Carbon announced their largest 3D printer to date, the Carbon L1, is now shipping.
So far Carbon has released two flagship 3D printers, the M2 and the L1, which is now heading towards clients. The M2 was the first device marketed by Carbon, and has proven popular among manufacturers. The L1 is based on the same Digital Light Synthesis as used in the M2.
Digital Light Synthesis
Digital Light Synthesis is a 3D printing process that uses Carbon’s proprietary CLIP technique, in which the liquid photopolymer resin is separated from its storage tank by a microscopic layer of oxygen, which is allowed through a permeable layer. The oxygen inhibits the solidification process that normally occurs when the laser strikes the resin, but in other equipment causes the fresh layer to adhere to the resin tank. This causes big delays in 3D print jobs as the layer must be peeled off. Meanwhile, the oxygen layer prevents this from happening and thus Carbon’s 3D printers can print at near full speed constantly.
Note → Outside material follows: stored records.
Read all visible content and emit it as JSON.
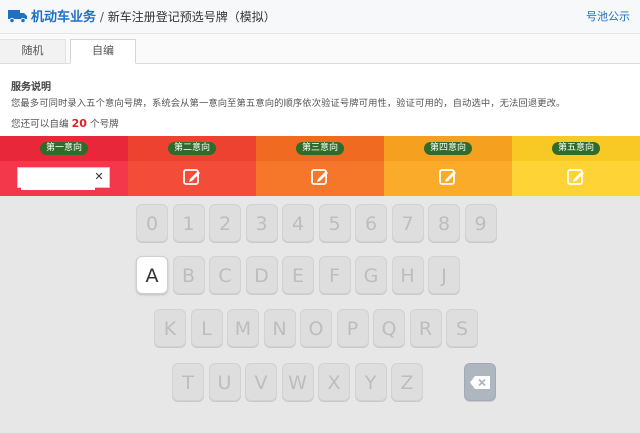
{
  "header": {
    "section": "机动车业务",
    "separator": "/",
    "page_title": "新车注册登记预选号牌（模拟）",
    "public_link": "号池公示"
  },
  "tabs": [
    {
      "label": "随机",
      "active": false
    },
    {
      "label": "自编",
      "active": true
    }
  ],
  "service": {
    "title": "服务说明",
    "description": "您最多可同时录入五个意向号牌，系统会从第一意向至第五意向的顺序依次验证号牌可用性，验证可用的，自动选中，无法回退更改。",
    "remaining_prefix": "您还可以自编",
    "remaining_count": "20",
    "remaining_suffix": "个号牌"
  },
  "intents": [
    {
      "label": "第一意向",
      "color_header": "#e8283a",
      "color_body": "#f2384a",
      "mode": "input",
      "value": ""
    },
    {
      "label": "第二意向",
      "color_header": "#ed4230",
      "color_body": "#f34d3a",
      "mode": "edit"
    },
    {
      "label": "第三意向",
      "color_header": "#f06a22",
      "color_body": "#f6772a",
      "mode": "edit"
    },
    {
      "label": "第四意向",
      "color_header": "#f6a020",
      "color_body": "#fbab2a",
      "mode": "edit"
    },
    {
      "label": "第五意向",
      "color_header": "#f8c825",
      "color_body": "#fdd335",
      "mode": "edit"
    }
  ],
  "keyboard": {
    "rows": [
      [
        "0",
        "1",
        "2",
        "3",
        "4",
        "5",
        "6",
        "7",
        "8",
        "9"
      ],
      [
        "A",
        "B",
        "C",
        "D",
        "E",
        "F",
        "G",
        "H",
        "J"
      ],
      [
        "K",
        "L",
        "M",
        "N",
        "O",
        "P",
        "Q",
        "R",
        "S"
      ],
      [
        "T",
        "U",
        "V",
        "W",
        "X",
        "Y",
        "Z"
      ]
    ],
    "active_key": "A",
    "delete_key": "delete"
  },
  "colors": {
    "link_blue": "#1f6fc5",
    "count_red": "#e02020",
    "label_green": "#2f6b2a"
  },
  "icons": [
    "truck-icon",
    "edit-icon",
    "clear-icon",
    "backspace-icon"
  ]
}
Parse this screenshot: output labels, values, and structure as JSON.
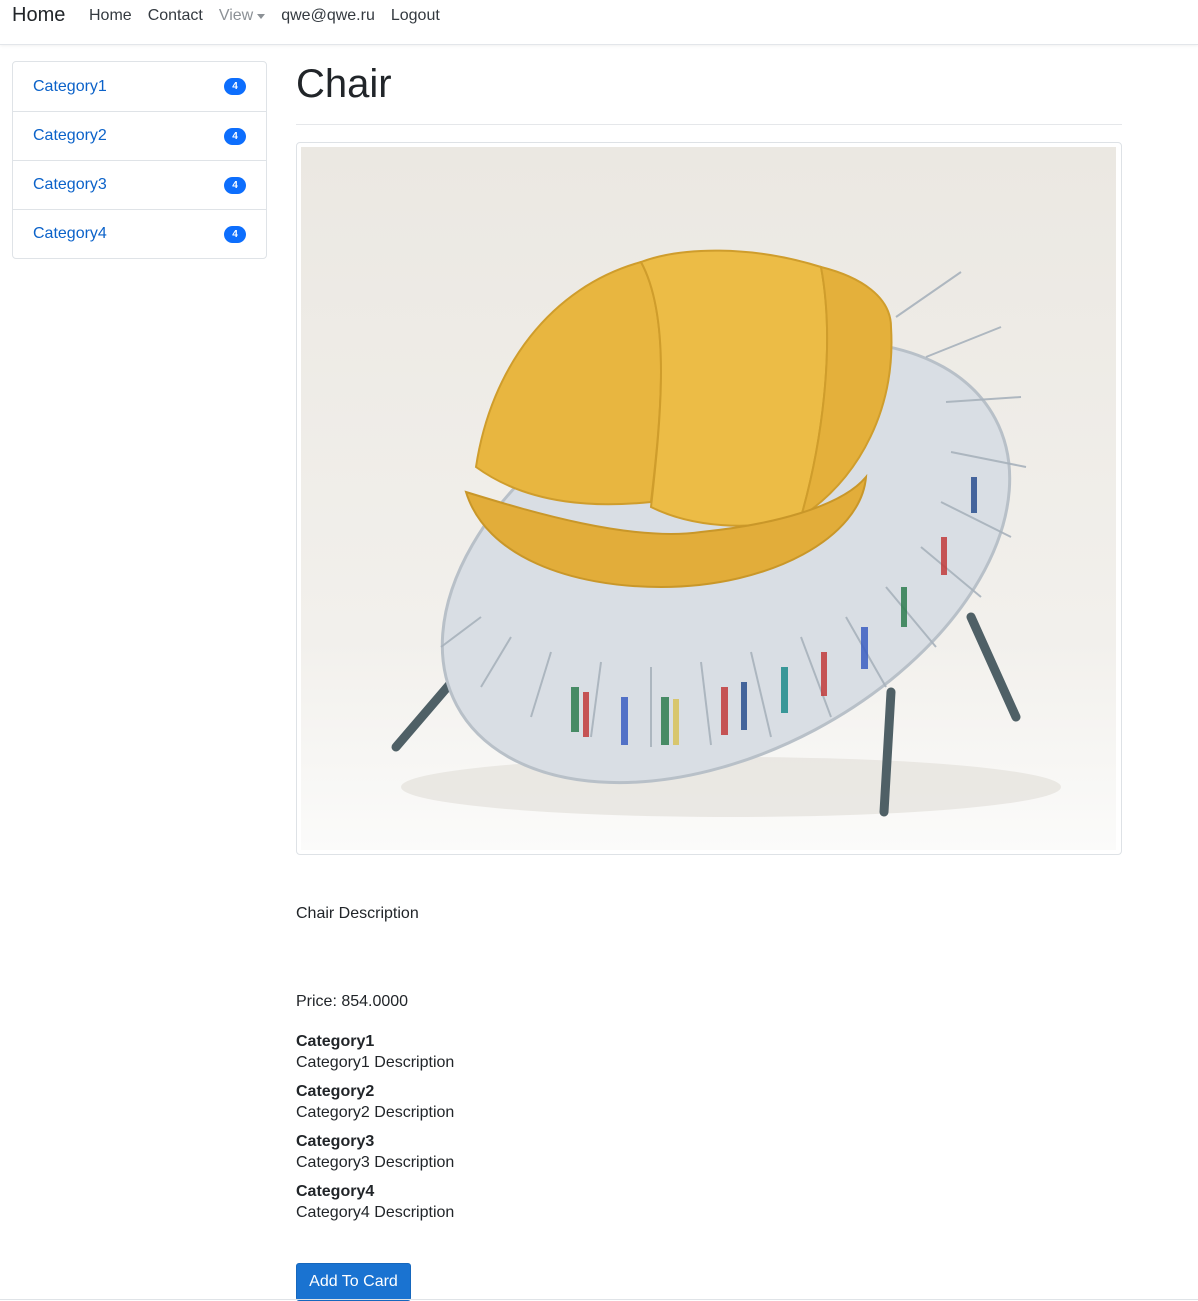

Digital Light Synthesis makes the Carbon machines ideal for production systems, since the print durations are low. Thus by running the machines continuously, a manufacturer would be able to produce reasonable quantities of products on a predictable basis.
Carbon L1 Production 3D Printer
The L1 differs from the earlier M2 device mostly in build volume. While the M2’s build volume is 189 x 118 x 326 mm, the L1 has a build volume said to be 5X that size. Exactly how much bigger we don’t actually know yet; Carbon will only say that the X-Y dimensions of the build volume are greater than 400 x 250 mm, which is indeed quite a bit larger than the M2.
This will allow manufacturers to produce larger-sized parts, or more possibly more smaller objects within a single build. Either way, it’s good for manufacturing.
The 3D printer is only one part of the solution provided by Carbon, who strive to create a complete, end-to-end solution for clients. It starts with Carbon’s software, which is designed to simplify the work a manufacturing client might undertake to develop a radically new product that leverages 3D printing technology advantages.
Carbon also provides a wide set of advanced materials for use in their devices. The L1 is ready to accept their rigid polyurethane, elastomeric polyurethane, epoxy and silicone materials, for example.
Carbon L1 Pricing
Carbon says the price of the L1 will be on a subscription basis, as are their other devices. To obtain an L1 3D printer, clients will subscribe at a rate of US$250,000 per year for a three year period.
That may seem like a lot of money, but the idea here is to run the machine 24/7 in production mode to manufacture end-use products for sale. The L1 is, in a sense, a money machine that makes products that gain more than the cost of producing them.
In other Carbon news, the company also announced that contract manufacturing giant Jabil has joined the Carbon Production Network, and now offers the ability to produce parts using Carbon’s technologies.